Nelson Hydro crews worked round-the-clock  to deal with trees on power lines following a June 29 storm.

Nelson Hydro crews worked round-the-clock to deal with trees on power lines following a June 29 storm.

Nelson Hydro’s storm repairs cost almost $1 million

Nelson Hydro spent between $800,000 and $900,000 on repairs after the recent windstorm.

Nelson Hydro spent between $800,000 and $900,000 on repairs after the recent windstorm. About $500,000 to $600,000 of that was for immediate emergency response during and immediately after the storm, and the rest is still being spent on more long-term matters, says Hydro’s Alex Love.

He said although there were some equipment costs, “the lion’s share is labour costs.”

“It was definitely all hands on deck in the line department,” he said, “and we brought in several contractor crews, so we were definitely a bolstered work force, and some other staff were reallocated to assist in damage patrols.”

These expenses apply to Nelson Hydro only, and do not include costs incurred by public works crews cleaning up streets and parks. The city’s chief financial officer, Colin McClure, says those numbers are not yet finalized.

Love said Hydro is reviewing whether the costs will be covered by insurance, and he is looking into whether provincial emergency disaster funding might cover it.

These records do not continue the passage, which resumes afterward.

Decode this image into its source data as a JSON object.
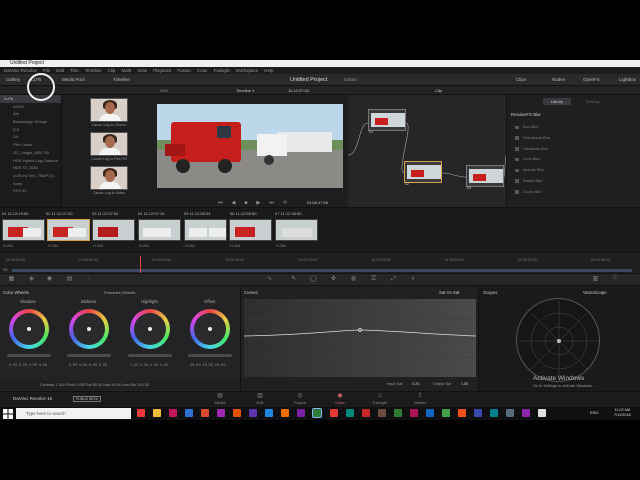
{
  "window": {
    "title": "Untitled Project"
  },
  "menu": [
    "DaVinci Resolve",
    "File",
    "Edit",
    "Trim",
    "Timeline",
    "Clip",
    "Mark",
    "View",
    "Playback",
    "Fusion",
    "Color",
    "Fairlight",
    "Workspace",
    "Help"
  ],
  "toolbar": {
    "gallery": "Gallery",
    "luts": "LUTs",
    "media_pool": "Media Pool",
    "timeline": "Timeline",
    "project_title": "Untitled Project",
    "project_status": "Edited",
    "clips": "Clips",
    "nodes": "Nodes",
    "openfx": "OpenFX",
    "lightbox": "Lightbox"
  },
  "subbar": {
    "zoom": "32%",
    "timeline_name": "Timeline 1",
    "timecode": "11:12:07:20",
    "mode": "Clip"
  },
  "folder_tree": [
    "LUTs",
    "ACES",
    "Arri",
    "Blackmagic Design",
    "DJI",
    "DV",
    "Film Looks",
    "GC_Vsight_835-705",
    "HDR Hybrid Log-Gamma",
    "HDR ST 2084",
    "LUTs by Ven_TBAP (O...",
    "Sony",
    "VFX IO"
  ],
  "media_thumbs": [
    "Canon Log to Cineon",
    "Canon Log to Rec709",
    "Canon Log to Video"
  ],
  "viewer": {
    "timecode": "01:00:17:00"
  },
  "nodes": [
    {
      "label": "01"
    },
    {
      "label": "02"
    },
    {
      "label": "03"
    }
  ],
  "openfx": {
    "tabs": [
      "Library",
      "Settings"
    ],
    "category": "ResolveFX Blur",
    "items": [
      "Box Blur",
      "Directional Blur",
      "Gaussian Blur",
      "Lens Blur",
      "Mosaic Blur",
      "Radial Blur",
      "Zoom Blur"
    ]
  },
  "clips": [
    {
      "num": "01",
      "tc": "11:12:19:50",
      "codec": "H.264"
    },
    {
      "num": "02",
      "tc": "11:12:07:20",
      "codec": "H.264"
    },
    {
      "num": "03",
      "tc": "11:12:07:54",
      "codec": "H.264"
    },
    {
      "num": "04",
      "tc": "11:12:57:26",
      "codec": "H.264"
    },
    {
      "num": "05",
      "tc": "11:12:56:24",
      "codec": "H.264"
    },
    {
      "num": "06",
      "tc": "11:12:58:50",
      "codec": "H.264"
    },
    {
      "num": "07",
      "tc": "11:12:38:50",
      "codec": "H.264"
    }
  ],
  "mini_timeline": {
    "ruler": [
      "00:00:00:00",
      "01:00:04:00",
      "01:00:09:00",
      "01:00:14:00",
      "01:00:19:00",
      "01:00:24:00",
      "01:00:29:00",
      "01:00:33:00",
      "01:00:38:00"
    ],
    "track": "V1"
  },
  "color_wheels": {
    "title": "Color Wheels",
    "mode": "Primaries Wheels",
    "wheels": [
      {
        "name": "Shadow",
        "values": "0.00  0.00  0.00  0.00"
      },
      {
        "name": "Midtone",
        "values": "0.00  0.00  0.00  0.00"
      },
      {
        "name": "Highlight",
        "values": "1.00  1.00  1.00  1.00"
      },
      {
        "name": "Offset",
        "values": "25.00  25.00  25.00"
      }
    ],
    "params": "Contrast 1.000   Pivot 0.435   Sat 50.00   Hue 50.00   Lum Mix 100.00"
  },
  "curves": {
    "title": "Curves",
    "preset": "Sat Vs Sat",
    "input_sat_label": "Input Sat",
    "input_sat": "0.25",
    "output_sat_label": "Output Sat",
    "output_sat": "1.06"
  },
  "scopes": {
    "title": "Scopes",
    "mode": "Vectorscope"
  },
  "watermark": {
    "title": "Activate Windows",
    "sub": "Go to Settings to activate Windows."
  },
  "pages": [
    {
      "label": "Media",
      "icon": "▤"
    },
    {
      "label": "Edit",
      "icon": "▥"
    },
    {
      "label": "Fusion",
      "icon": "◎"
    },
    {
      "label": "Color",
      "icon": "◉"
    },
    {
      "label": "Fairlight",
      "icon": "♫"
    },
    {
      "label": "Deliver",
      "icon": "⇪"
    }
  ],
  "bottom_app": {
    "name": "DaVinci Resolve 15",
    "badge": "PUBLIC BETA"
  },
  "taskbar": {
    "search_placeholder": "Type here to search",
    "time": "11:22 AM",
    "date": "7/11/2018",
    "lang": "ENG"
  },
  "accent_colors": {
    "active_page": "#e06a6a",
    "selection": "#d9a24a"
  }
}
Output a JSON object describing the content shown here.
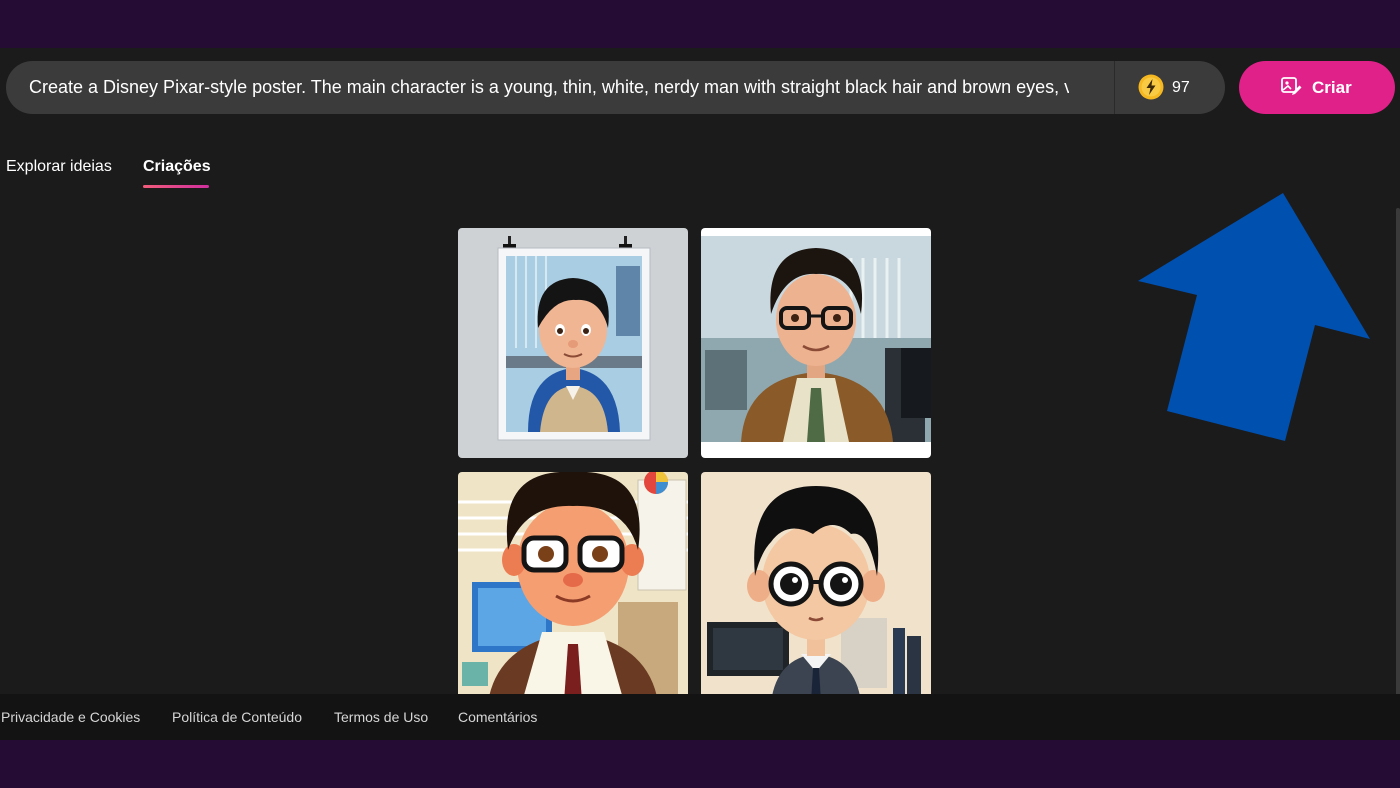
{
  "prompt": {
    "text": "Create a Disney Pixar-style poster. The main character is a young, thin, white, nerdy man with straight black hair and brown eyes, v"
  },
  "credits": {
    "count": "97",
    "icon": "lightning-coin-icon"
  },
  "create_button": {
    "label": "Criar",
    "icon": "image-edit-icon"
  },
  "tabs": [
    {
      "label": "Explorar ideias",
      "active": false
    },
    {
      "label": "Criações",
      "active": true
    }
  ],
  "gallery": {
    "images": [
      {
        "icon": "generated-image-1"
      },
      {
        "icon": "generated-image-2"
      },
      {
        "icon": "generated-image-3"
      },
      {
        "icon": "generated-image-4"
      }
    ]
  },
  "footer": {
    "links": [
      "Privacidade e Cookies",
      "Política de Conteúdo",
      "Termos de Uso",
      "Comentários"
    ]
  },
  "colors": {
    "accent": "#e0218a",
    "background": "#1b1b1b",
    "frame": "#240c35",
    "annotation_arrow": "#0050b0"
  }
}
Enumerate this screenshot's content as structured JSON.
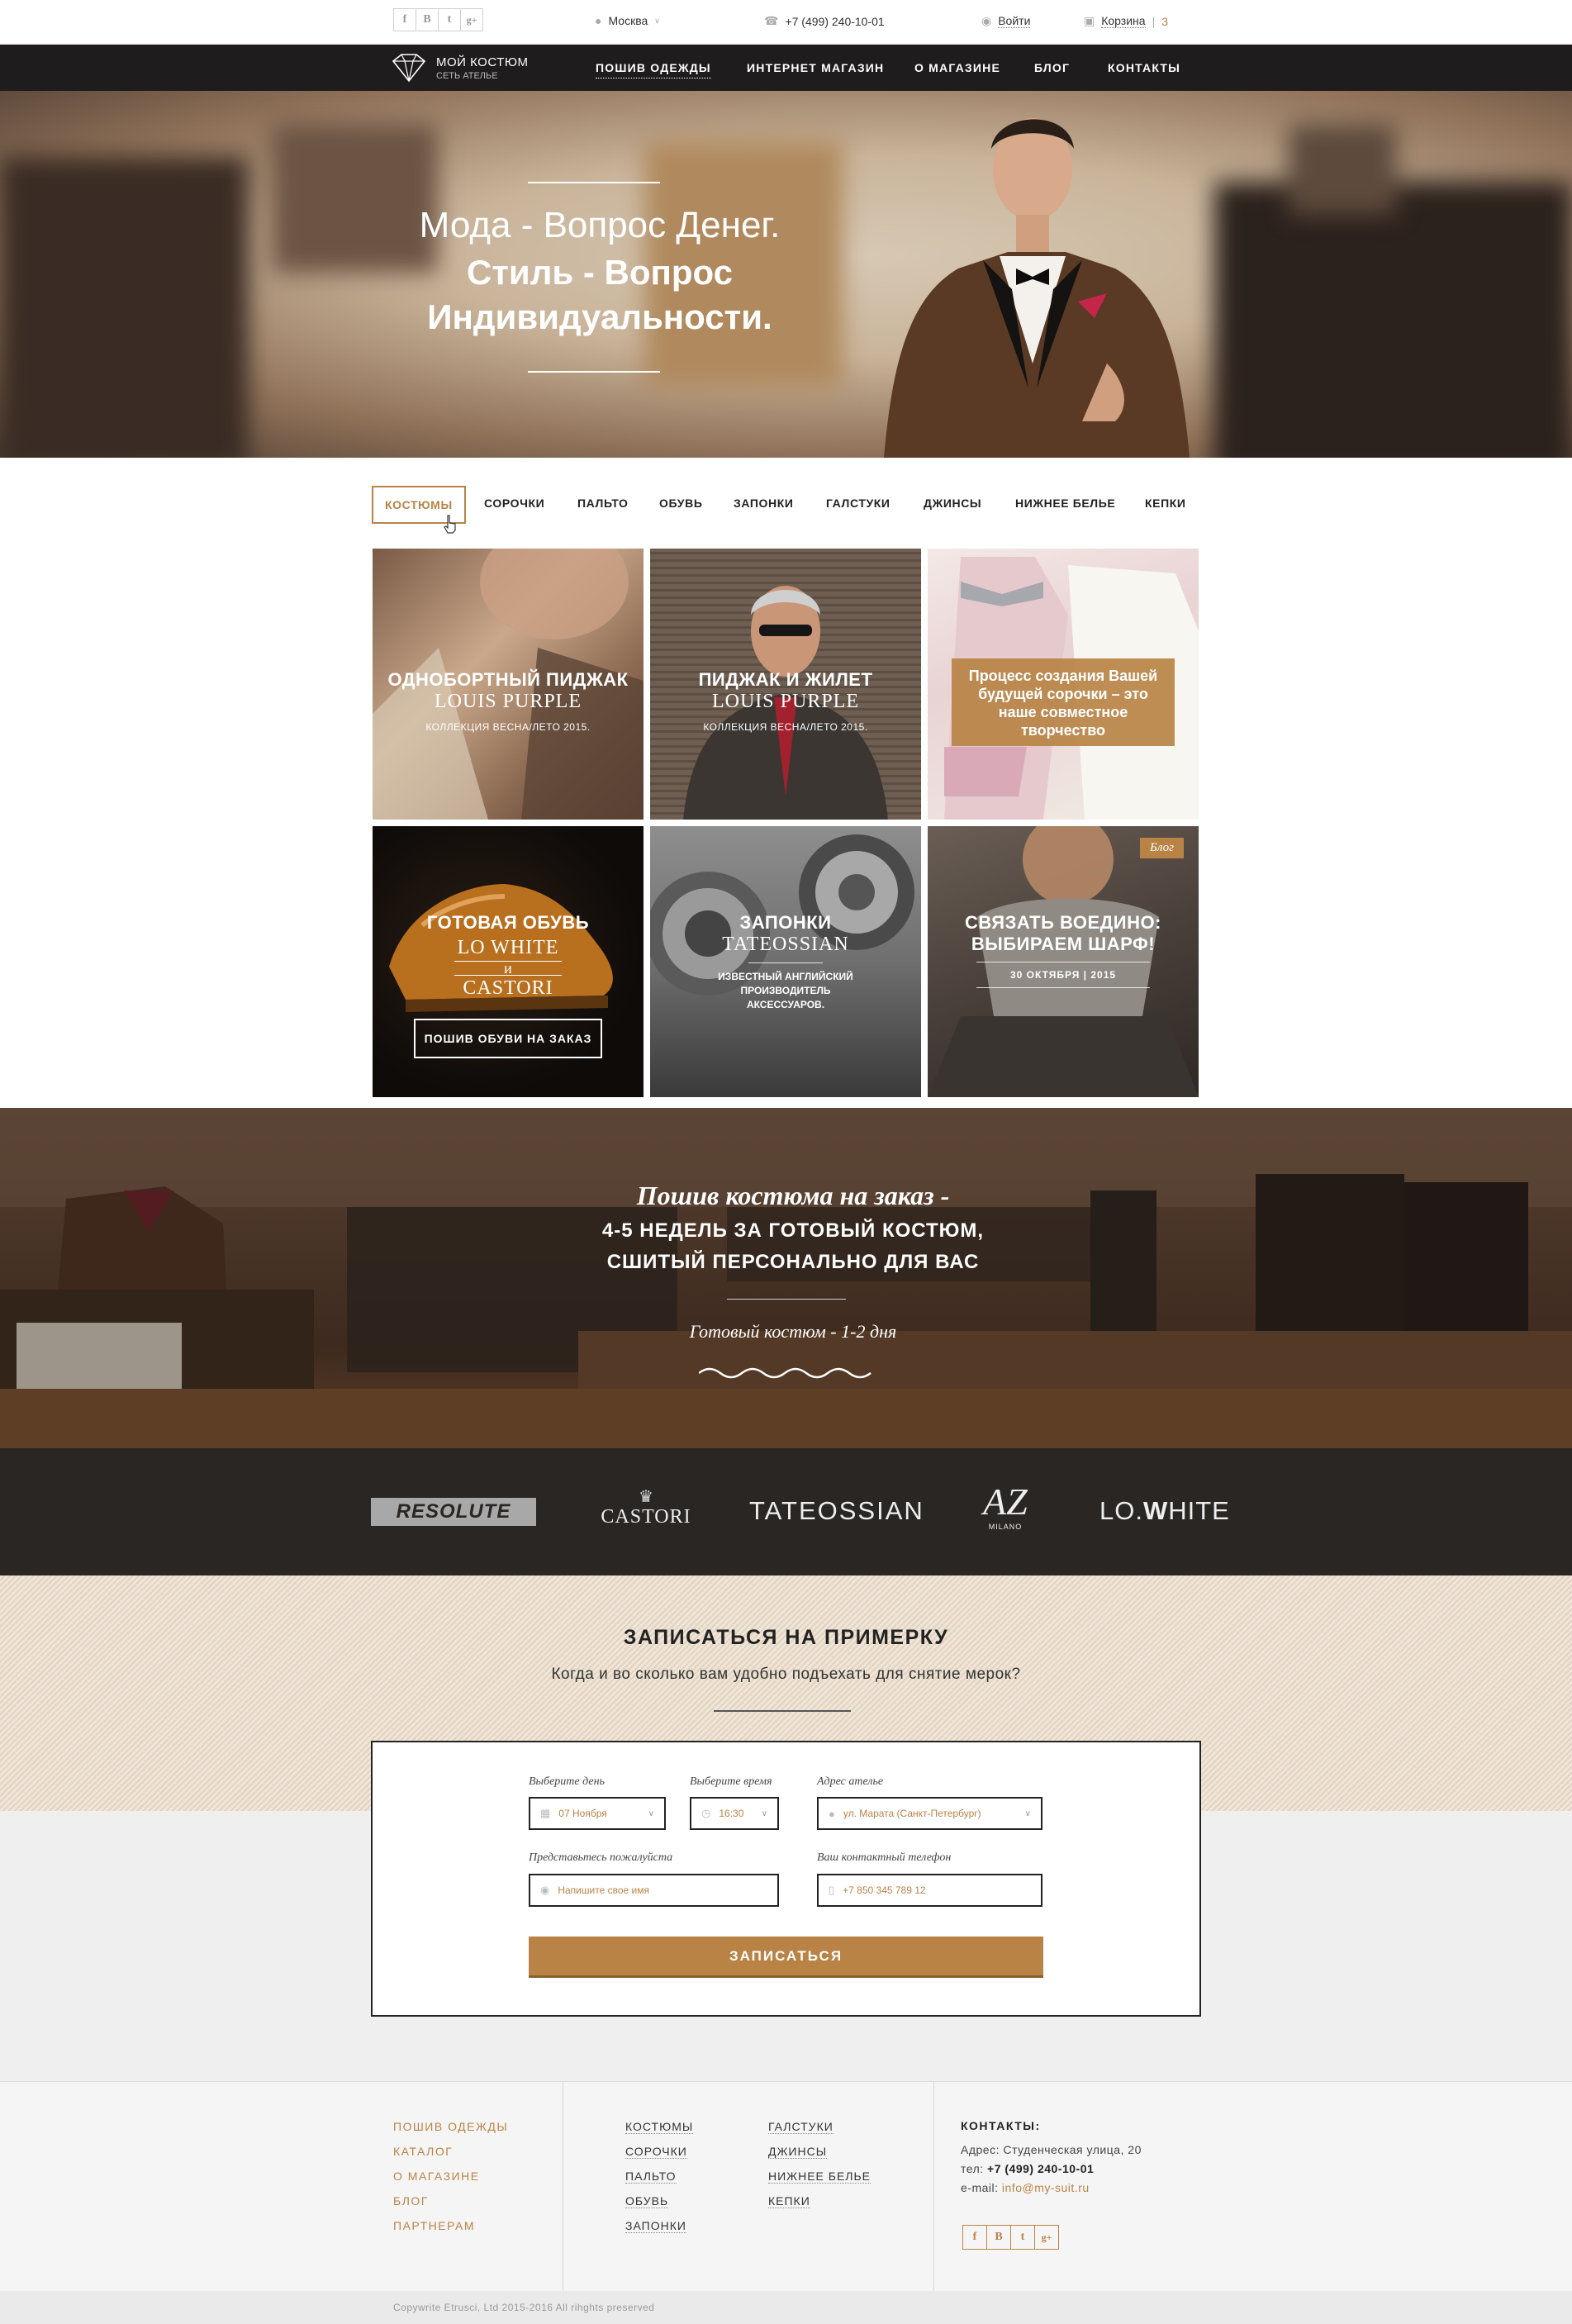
{
  "topbar": {
    "social": [
      {
        "icon": "facebook-icon",
        "glyph": "f"
      },
      {
        "icon": "vkontakte-icon",
        "glyph": "В"
      },
      {
        "icon": "twitter-icon",
        "glyph": "t"
      },
      {
        "icon": "googleplus-icon",
        "glyph": "g+"
      }
    ],
    "city": "Москва",
    "phone": "+7 (499) 240-10-01",
    "login": "Войти",
    "cart": "Корзина",
    "cart_count": "3"
  },
  "nav": {
    "logo_title": "МОЙ КОСТЮМ",
    "logo_sub": "СЕТЬ АТЕЛЬЕ",
    "items": [
      "ПОШИВ ОДЕЖДЫ",
      "ИНТЕРНЕТ МАГАЗИН",
      "О МАГАЗИНЕ",
      "БЛОГ",
      "КОНТАКТЫ"
    ]
  },
  "hero": {
    "line1": "Мода - Вопрос Денег.",
    "line2": "Стиль - Вопрос",
    "line3": "Индивидуальности."
  },
  "categories": [
    "КОСТЮМЫ",
    "СОРОЧКИ",
    "ПАЛЬТО",
    "ОБУВЬ",
    "ЗАПОНКИ",
    "ГАЛСТУКИ",
    "ДЖИНСЫ",
    "НИЖНЕЕ БЕЛЬЕ",
    "КЕПКИ"
  ],
  "tiles": {
    "t1": {
      "title": "ОДНОБОРТНЫЙ ПИДЖАК",
      "brand": "LOUIS PURPLE",
      "meta": "КОЛЛЕКЦИЯ ВЕСНА/ЛЕТО 2015."
    },
    "t2": {
      "title": "ПИДЖАК И ЖИЛЕТ",
      "brand": "LOUIS PURPLE",
      "meta": "КОЛЛЕКЦИЯ ВЕСНА/ЛЕТО 2015."
    },
    "t3": {
      "text": "Процесс создания Вашей будущей сорочки – это наше совместное творчество"
    },
    "t4": {
      "title": "ГОТОВАЯ ОБУВЬ",
      "brand1": "LO WHITE",
      "and": "и",
      "brand2": "CASTORI",
      "button": "ПОШИВ ОБУВИ НА ЗАКАЗ"
    },
    "t5": {
      "title": "ЗАПОНКИ",
      "brand": "TATEOSSIAN",
      "meta1": "ИЗВЕСТНЫЙ АНГЛИЙСКИЙ",
      "meta2": "ПРОИЗВОДИТЕЛЬ",
      "meta3": "АКСЕССУАРОВ."
    },
    "t6": {
      "badge": "Блог",
      "title1": "СВЯЗАТЬ ВОЕДИНО:",
      "title2": "ВЫБИРАЕМ ШАРФ!",
      "date": "30 ОКТЯБРЯ | 2015"
    }
  },
  "showroom": {
    "line1": "Пошив костюма на заказ -",
    "line2": "4-5 НЕДЕЛЬ ЗА ГОТОВЫЙ КОСТЮМ,",
    "line3": "СШИТЫЙ ПЕРСОНАЛЬНО ДЛЯ ВАС",
    "line4": "Готовый костюм - 1-2 дня"
  },
  "brands": {
    "resolute": "RESOLUTE",
    "castori": "CASTORI",
    "tateossian": "TATEOSSIAN",
    "milano_mark": "AZ",
    "milano": "MILANO",
    "lowhite_a": "LO.",
    "lowhite_b": "W",
    "lowhite_c": "HITE"
  },
  "booking": {
    "title": "ЗАПИСАТЬСЯ НА ПРИМЕРКУ",
    "subtitle": "Когда и во сколько вам удобно подъехать для снятие мерок?",
    "day_label": "Выберите день",
    "day_value": "07 Ноября",
    "time_label": "Выберите время",
    "time_value": "16:30",
    "address_label": "Адрес ателье",
    "address_value": "ул. Марата (Санкт-Петербург)",
    "name_label": "Представьтесь пожалуйста",
    "name_placeholder": "Напишите свое имя",
    "phone_label": "Ваш контактный телефон",
    "phone_placeholder": "+7 850 345 789 12",
    "submit": "ЗАПИСАТЬСЯ"
  },
  "footer": {
    "col1": [
      "ПОШИВ ОДЕЖДЫ",
      "КАТАЛОГ",
      "О МАГАЗИНЕ",
      "БЛОГ",
      "ПАРТНЕРАМ"
    ],
    "col2": [
      "КОСТЮМЫ",
      "СОРОЧКИ",
      "ПАЛЬТО",
      "ОБУВЬ",
      "ЗАПОНКИ"
    ],
    "col3": [
      "ГАЛСТУКИ",
      "ДЖИНСЫ",
      "НИЖНЕЕ БЕЛЬЕ",
      "КЕПКИ"
    ],
    "contacts_title": "КОНТАКТЫ:",
    "address_label": "Адрес:",
    "address": "Студенческая улица, 20",
    "phone_label": "тел:",
    "phone": "+7 (499) 240-10-01",
    "email_label": "e-mail:",
    "email": "info@my-suit.ru",
    "copyright": "Copywrite Etrusci, Ltd 2015-2016 All rihghts preserved"
  },
  "colors": {
    "accent": "#b98346",
    "nav_bg": "#1e1c1c",
    "brands_bg": "#2a2624"
  }
}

He says the non-emergency work still being done (and included in the above-described costs) mostly involves replacing damaged poles or cross-arms, or dealing with leaning trees that would be brought down onto power lines by the next wind.

Love said the trees that were pruned last year, sometimes controversially, caused “minimal concerns and no damage” in the storm, reaffirming, that pruning was the right thing to do.

He said the extra costs this year are a concern and means they will be able to put less than usual into Hydro’s capital reserve.

“We have several million in our capital reserve and usually transfer about $2 million into it, but this year it will be less.

“It was a costly outage. I would be concerned if this happened yearly, but in the  seven years I have been here this is the first time. The utility is financially healthy enough that we can weather it on an occasional basis.”